**Records contained in a dataset**
#####
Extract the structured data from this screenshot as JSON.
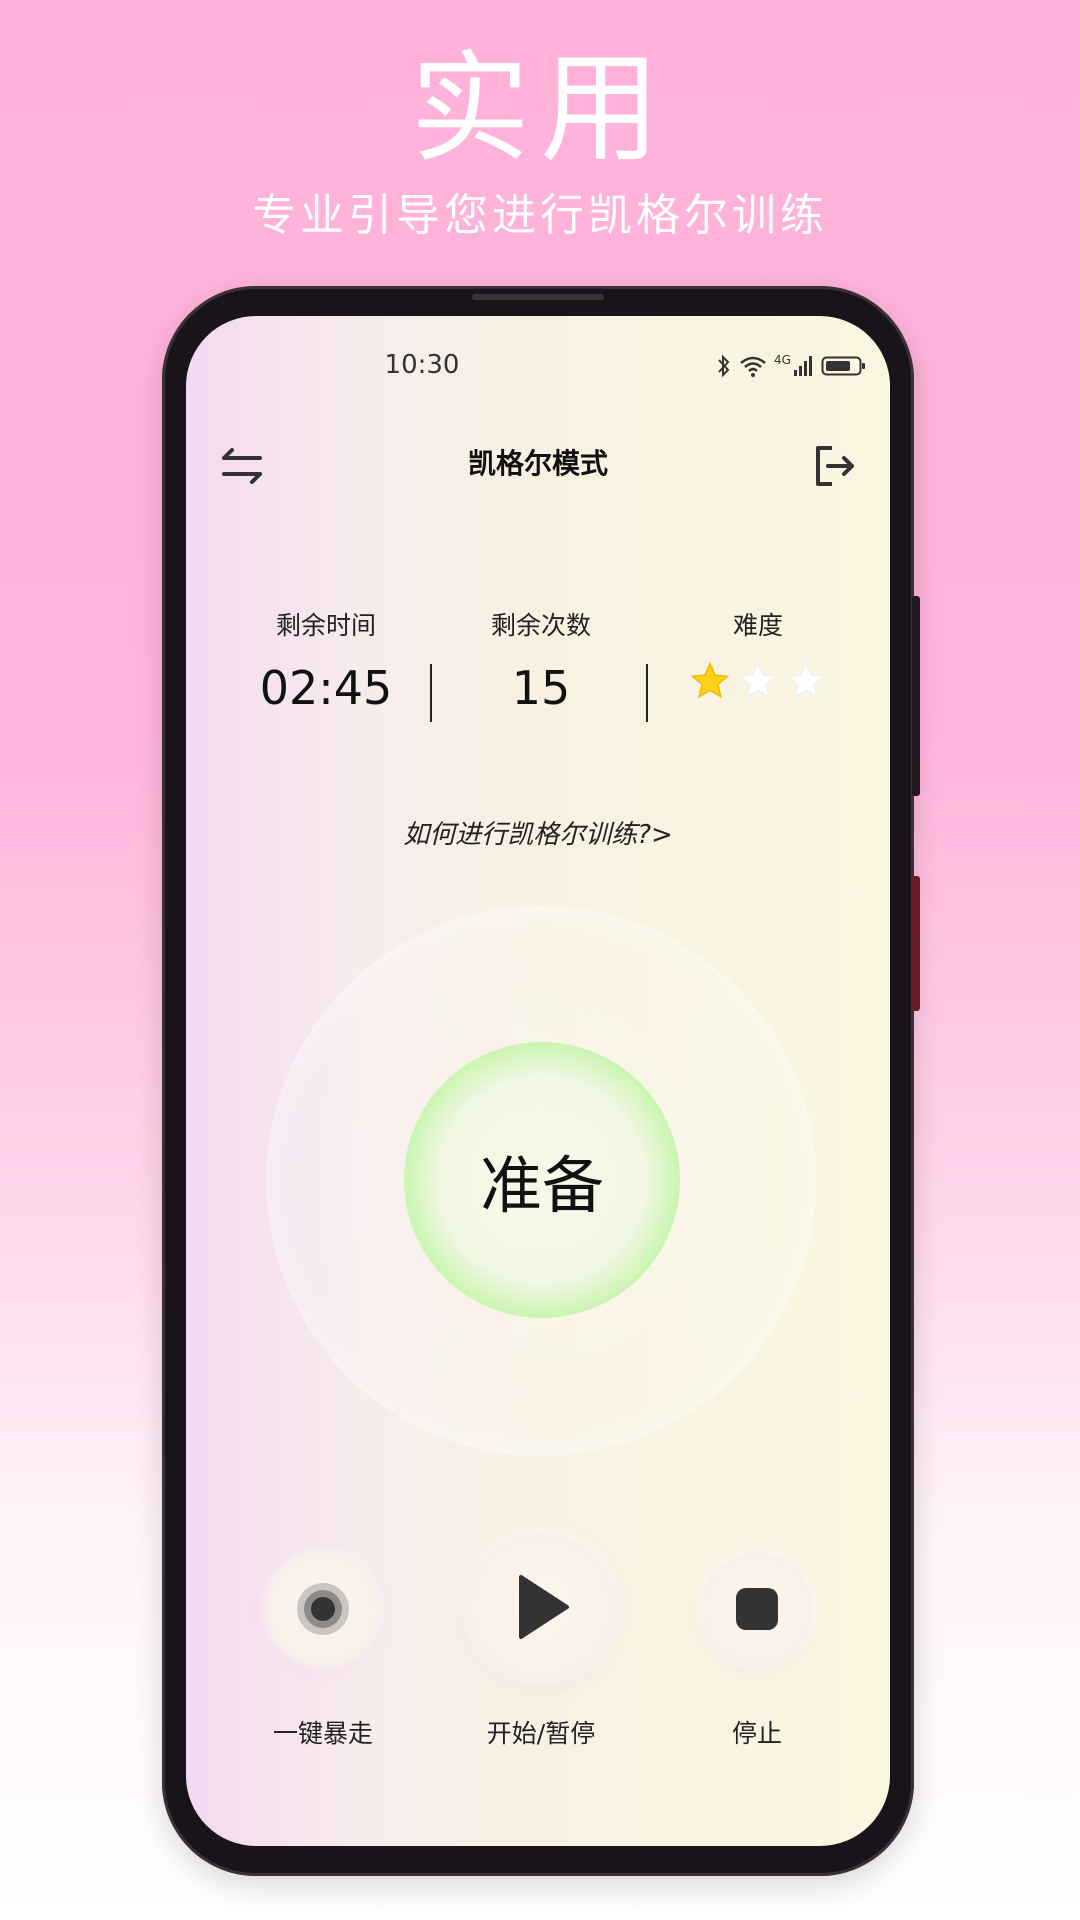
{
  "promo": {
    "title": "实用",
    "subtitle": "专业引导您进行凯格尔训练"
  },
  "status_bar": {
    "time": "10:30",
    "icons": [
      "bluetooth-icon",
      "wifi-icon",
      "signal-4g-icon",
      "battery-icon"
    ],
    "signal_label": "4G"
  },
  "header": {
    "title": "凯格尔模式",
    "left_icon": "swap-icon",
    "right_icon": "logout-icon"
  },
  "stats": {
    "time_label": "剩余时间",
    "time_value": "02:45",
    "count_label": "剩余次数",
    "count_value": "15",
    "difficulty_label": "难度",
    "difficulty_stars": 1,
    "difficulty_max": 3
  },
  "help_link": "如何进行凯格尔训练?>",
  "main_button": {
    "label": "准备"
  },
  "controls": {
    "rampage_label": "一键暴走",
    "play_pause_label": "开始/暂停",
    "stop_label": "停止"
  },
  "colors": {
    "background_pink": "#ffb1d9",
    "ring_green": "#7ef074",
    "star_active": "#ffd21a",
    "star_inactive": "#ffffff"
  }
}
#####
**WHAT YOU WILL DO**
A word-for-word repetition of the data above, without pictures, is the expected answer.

**COMPLETED TASK**
Extract the structured data from this screenshot as JSON.
{
  "promo": {
    "title": "实用",
    "subtitle": "专业引导您进行凯格尔训练"
  },
  "status_bar": {
    "time": "10:30",
    "icons": [
      "bluetooth-icon",
      "wifi-icon",
      "signal-4g-icon",
      "battery-icon"
    ],
    "signal_label": "4G"
  },
  "header": {
    "title": "凯格尔模式",
    "left_icon": "swap-icon",
    "right_icon": "logout-icon"
  },
  "stats": {
    "time_label": "剩余时间",
    "time_value": "02:45",
    "count_label": "剩余次数",
    "count_value": "15",
    "difficulty_label": "难度",
    "difficulty_stars": 1,
    "difficulty_max": 3
  },
  "help_link": "如何进行凯格尔训练?>",
  "main_button": {
    "label": "准备"
  },
  "controls": {
    "rampage_label": "一键暴走",
    "play_pause_label": "开始/暂停",
    "stop_label": "停止"
  },
  "colors": {
    "background_pink": "#ffb1d9",
    "ring_green": "#7ef074",
    "star_active": "#ffd21a",
    "star_inactive": "#ffffff"
  }
}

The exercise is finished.